Next year there will be two new masters at LJMU. Please check them out and spread around:
Primate Behaviour and Conservation
Wildlife Conservation and UAV Technology
The second UAV and Environmental Research Conference in the UK will take place at LJMU this summer. It promises to be a great event with many interesting speakers. More details here: http://www.ljmu.ac.uk/geri/uavs-conference-2015.htm
An new paper led by Nicola Abrams on Bornean orangutans is out: Mapping perceptions of species’ threats and population trends to inform conservation efforts: the Bornean orangutan case study
A new paper led by Adriano Lameira: Speech-Like Rhythm in a Voiced and Voiceless Orangutan Call
The evolutionary origins of speech remain obscure. Recently, it was proposed that speech derived from monkey facial signals which exhibit a speech-like rhythm of ~5 open-close lip cycles per second. In monkeys, these signals may also be vocalized, offering a plausible evolutionary stepping stone towards speech. Three essential predictions remain, however, to be tested to assess this hypothesis’ validity; (i) Great apes, our closest relatives, should likewise produce 5Hz-rhythm signals, (ii) speech-like rhythm should involve calls articulatorily similar to consonants and vowels given that speech rhythm is the direct product of stringing together these two basic elements, and (iii) speech-like rhythm should be experience-based. Via cinematic analyses we demonstrate that an ex-entertainment orangutan produces two calls at a speech-like rhythm, coined “clicks” and “faux-speech.” Like voiceless consonants, clicks required no vocal fold action, but did involve independent manoeuvring over lips and tongue. In parallel to vowels, faux-speech showed harmonic and formant modulations, implying vocal fold and supralaryngeal action. This rhythm was several times faster than orangutan chewing rates, as observed in monkeys and humans. Critically, this rhythm was seven-fold faster, and contextually distinct, than any other known rhythmic calls described to date in the largest database of the orangutan repertoire ever assembled. The first two predictions advanced by this study are validated and, based on parsimony and exclusion of potential alternative explanations, initial support is given to the third prediction. Irrespectively of the putative origins of these calls and underlying mechanisms, our findings demonstrate irrevocably that great apes are not respiratorily, articulatorilly, or neurologically constrained for the production of consonant- and vowel-like calls at speech rhythm.
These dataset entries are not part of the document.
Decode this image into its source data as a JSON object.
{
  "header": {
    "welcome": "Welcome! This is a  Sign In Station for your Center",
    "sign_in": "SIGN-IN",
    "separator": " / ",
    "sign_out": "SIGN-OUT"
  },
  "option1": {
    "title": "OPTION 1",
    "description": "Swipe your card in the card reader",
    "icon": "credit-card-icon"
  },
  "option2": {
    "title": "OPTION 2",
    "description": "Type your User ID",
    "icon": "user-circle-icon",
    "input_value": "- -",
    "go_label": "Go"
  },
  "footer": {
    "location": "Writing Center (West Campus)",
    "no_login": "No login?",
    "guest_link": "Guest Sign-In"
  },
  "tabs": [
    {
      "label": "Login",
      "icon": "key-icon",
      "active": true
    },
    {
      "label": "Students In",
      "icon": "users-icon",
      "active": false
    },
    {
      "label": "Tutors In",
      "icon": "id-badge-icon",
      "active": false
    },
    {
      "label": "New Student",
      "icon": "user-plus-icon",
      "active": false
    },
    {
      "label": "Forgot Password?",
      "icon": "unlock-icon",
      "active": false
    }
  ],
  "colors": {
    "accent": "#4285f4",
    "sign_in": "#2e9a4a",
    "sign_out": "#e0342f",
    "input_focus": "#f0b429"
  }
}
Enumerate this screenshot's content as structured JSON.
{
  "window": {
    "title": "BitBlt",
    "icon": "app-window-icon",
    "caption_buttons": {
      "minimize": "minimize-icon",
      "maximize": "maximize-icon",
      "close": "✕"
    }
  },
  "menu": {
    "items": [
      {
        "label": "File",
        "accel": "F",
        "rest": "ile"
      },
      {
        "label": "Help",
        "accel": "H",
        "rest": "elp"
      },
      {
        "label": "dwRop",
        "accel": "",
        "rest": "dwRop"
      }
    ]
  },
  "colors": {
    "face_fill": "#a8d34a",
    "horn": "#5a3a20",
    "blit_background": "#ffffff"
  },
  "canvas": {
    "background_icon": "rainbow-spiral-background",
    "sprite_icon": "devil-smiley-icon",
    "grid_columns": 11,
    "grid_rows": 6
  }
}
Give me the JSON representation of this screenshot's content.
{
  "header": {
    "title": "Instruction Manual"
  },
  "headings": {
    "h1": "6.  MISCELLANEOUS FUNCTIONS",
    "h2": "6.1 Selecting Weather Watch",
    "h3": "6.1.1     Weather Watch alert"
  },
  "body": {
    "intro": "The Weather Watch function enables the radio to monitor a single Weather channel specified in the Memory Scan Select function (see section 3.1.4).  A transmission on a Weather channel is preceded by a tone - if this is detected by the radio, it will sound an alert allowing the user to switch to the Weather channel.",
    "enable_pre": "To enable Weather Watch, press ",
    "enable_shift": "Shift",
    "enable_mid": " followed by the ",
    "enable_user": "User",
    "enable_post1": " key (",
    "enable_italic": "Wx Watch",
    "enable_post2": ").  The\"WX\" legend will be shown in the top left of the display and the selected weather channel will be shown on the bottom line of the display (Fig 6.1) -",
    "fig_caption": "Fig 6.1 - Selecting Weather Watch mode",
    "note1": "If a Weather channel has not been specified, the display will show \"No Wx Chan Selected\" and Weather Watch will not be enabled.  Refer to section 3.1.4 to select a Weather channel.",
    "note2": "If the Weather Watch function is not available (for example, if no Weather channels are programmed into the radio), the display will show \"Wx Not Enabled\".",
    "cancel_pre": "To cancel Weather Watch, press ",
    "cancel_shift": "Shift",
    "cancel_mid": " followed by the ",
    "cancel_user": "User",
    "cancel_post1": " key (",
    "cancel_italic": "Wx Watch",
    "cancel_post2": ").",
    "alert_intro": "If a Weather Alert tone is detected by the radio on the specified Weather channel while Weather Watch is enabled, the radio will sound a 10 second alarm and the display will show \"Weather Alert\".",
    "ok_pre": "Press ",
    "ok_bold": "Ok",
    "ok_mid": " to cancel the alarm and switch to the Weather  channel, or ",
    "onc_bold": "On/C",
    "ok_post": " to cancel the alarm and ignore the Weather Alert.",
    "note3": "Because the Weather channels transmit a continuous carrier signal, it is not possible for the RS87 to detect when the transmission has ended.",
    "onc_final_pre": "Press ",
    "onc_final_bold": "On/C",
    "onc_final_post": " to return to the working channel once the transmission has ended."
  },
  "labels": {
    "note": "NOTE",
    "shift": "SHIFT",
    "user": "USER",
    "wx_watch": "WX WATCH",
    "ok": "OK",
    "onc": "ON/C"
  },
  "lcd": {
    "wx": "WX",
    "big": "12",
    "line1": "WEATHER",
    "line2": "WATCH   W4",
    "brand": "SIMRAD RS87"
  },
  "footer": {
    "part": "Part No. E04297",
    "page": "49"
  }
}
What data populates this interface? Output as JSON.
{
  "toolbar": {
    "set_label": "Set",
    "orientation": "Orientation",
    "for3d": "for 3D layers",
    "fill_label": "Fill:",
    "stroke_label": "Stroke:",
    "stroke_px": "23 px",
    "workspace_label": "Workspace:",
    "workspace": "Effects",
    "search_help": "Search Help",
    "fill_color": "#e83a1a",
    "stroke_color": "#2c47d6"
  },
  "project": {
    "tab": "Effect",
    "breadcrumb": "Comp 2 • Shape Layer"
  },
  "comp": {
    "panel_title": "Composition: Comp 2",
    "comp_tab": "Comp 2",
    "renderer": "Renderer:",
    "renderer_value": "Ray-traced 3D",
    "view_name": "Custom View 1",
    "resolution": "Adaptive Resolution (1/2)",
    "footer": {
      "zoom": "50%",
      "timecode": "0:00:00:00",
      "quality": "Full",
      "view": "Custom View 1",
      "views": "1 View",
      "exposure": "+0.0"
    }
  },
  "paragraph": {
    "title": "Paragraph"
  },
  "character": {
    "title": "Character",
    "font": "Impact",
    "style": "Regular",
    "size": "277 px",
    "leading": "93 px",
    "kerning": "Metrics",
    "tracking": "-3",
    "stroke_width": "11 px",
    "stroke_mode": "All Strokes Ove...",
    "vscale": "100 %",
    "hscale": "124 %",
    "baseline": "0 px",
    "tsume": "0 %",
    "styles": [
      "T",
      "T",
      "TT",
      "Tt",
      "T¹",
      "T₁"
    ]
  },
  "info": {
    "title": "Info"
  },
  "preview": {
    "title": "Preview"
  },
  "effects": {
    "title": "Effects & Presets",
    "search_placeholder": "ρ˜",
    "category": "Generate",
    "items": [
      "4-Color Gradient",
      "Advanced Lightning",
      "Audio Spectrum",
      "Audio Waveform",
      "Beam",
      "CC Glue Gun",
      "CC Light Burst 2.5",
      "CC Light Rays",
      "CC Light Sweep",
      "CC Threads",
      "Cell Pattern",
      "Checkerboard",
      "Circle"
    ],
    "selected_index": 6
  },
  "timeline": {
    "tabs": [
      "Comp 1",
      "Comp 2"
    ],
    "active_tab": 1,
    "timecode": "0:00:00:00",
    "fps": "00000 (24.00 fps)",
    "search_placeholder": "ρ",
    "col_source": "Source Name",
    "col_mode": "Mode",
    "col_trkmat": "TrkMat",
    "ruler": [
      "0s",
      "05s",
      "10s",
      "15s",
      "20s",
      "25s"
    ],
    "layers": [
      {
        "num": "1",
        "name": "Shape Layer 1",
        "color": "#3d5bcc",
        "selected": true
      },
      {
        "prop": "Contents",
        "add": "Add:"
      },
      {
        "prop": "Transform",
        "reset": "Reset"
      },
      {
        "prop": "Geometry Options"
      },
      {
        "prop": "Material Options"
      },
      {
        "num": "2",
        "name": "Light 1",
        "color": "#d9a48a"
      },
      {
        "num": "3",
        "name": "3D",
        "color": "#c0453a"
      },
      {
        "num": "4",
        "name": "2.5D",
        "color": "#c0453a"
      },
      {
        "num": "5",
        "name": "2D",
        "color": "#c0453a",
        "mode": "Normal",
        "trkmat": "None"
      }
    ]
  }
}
Orangutan clicks and faux-speech confirm the importance of rhythmic speech antecedents within the primate lineage, and highlight potential articulatory homologies between great ape calls and human consonants and vowels.